▶ [WORK REQUIRED] What you return should match the data below exactly, with every entry reproduced.

----- RECORDS -----

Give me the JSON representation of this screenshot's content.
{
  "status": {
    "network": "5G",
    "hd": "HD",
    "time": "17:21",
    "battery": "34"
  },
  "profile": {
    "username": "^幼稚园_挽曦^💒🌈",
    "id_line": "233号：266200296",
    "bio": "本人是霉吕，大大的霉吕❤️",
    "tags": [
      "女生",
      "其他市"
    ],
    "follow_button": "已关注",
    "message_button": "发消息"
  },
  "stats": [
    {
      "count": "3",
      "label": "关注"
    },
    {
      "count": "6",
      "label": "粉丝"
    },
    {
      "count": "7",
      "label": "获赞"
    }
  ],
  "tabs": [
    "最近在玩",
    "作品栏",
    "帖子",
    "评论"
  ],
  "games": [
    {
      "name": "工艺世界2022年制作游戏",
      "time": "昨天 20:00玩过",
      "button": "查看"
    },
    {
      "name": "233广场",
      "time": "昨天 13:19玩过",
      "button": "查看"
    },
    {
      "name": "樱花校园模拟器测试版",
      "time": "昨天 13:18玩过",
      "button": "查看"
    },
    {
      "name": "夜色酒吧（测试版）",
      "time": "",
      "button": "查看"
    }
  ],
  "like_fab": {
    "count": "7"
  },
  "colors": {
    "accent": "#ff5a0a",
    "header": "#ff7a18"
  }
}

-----

▶ [EXERCISE SOLUTION]
Give me the JSON representation of this screenshot's content.
{
  "status": {
    "network": "5G",
    "hd": "HD",
    "time": "17:21",
    "battery": "34"
  },
  "profile": {
    "username": "^幼稚园_挽曦^💒🌈",
    "id_line": "233号：266200296",
    "bio": "本人是霉吕，大大的霉吕❤️",
    "tags": [
      "女生",
      "其他市"
    ],
    "follow_button": "已关注",
    "message_button": "发消息"
  },
  "stats": [
    {
      "count": "3",
      "label": "关注"
    },
    {
      "count": "6",
      "label": "粉丝"
    },
    {
      "count": "7",
      "label": "获赞"
    }
  ],
  "tabs": [
    "最近在玩",
    "作品栏",
    "帖子",
    "评论"
  ],
  "games": [
    {
      "name": "工艺世界2022年制作游戏",
      "time": "昨天 20:00玩过",
      "button": "查看"
    },
    {
      "name": "233广场",
      "time": "昨天 13:19玩过",
      "button": "查看"
    },
    {
      "name": "樱花校园模拟器测试版",
      "time": "昨天 13:18玩过",
      "button": "查看"
    },
    {
      "name": "夜色酒吧（测试版）",
      "time": "",
      "button": "查看"
    }
  ],
  "like_fab": {
    "count": "7"
  },
  "colors": {
    "accent": "#ff5a0a",
    "header": "#ff7a18"
  }
}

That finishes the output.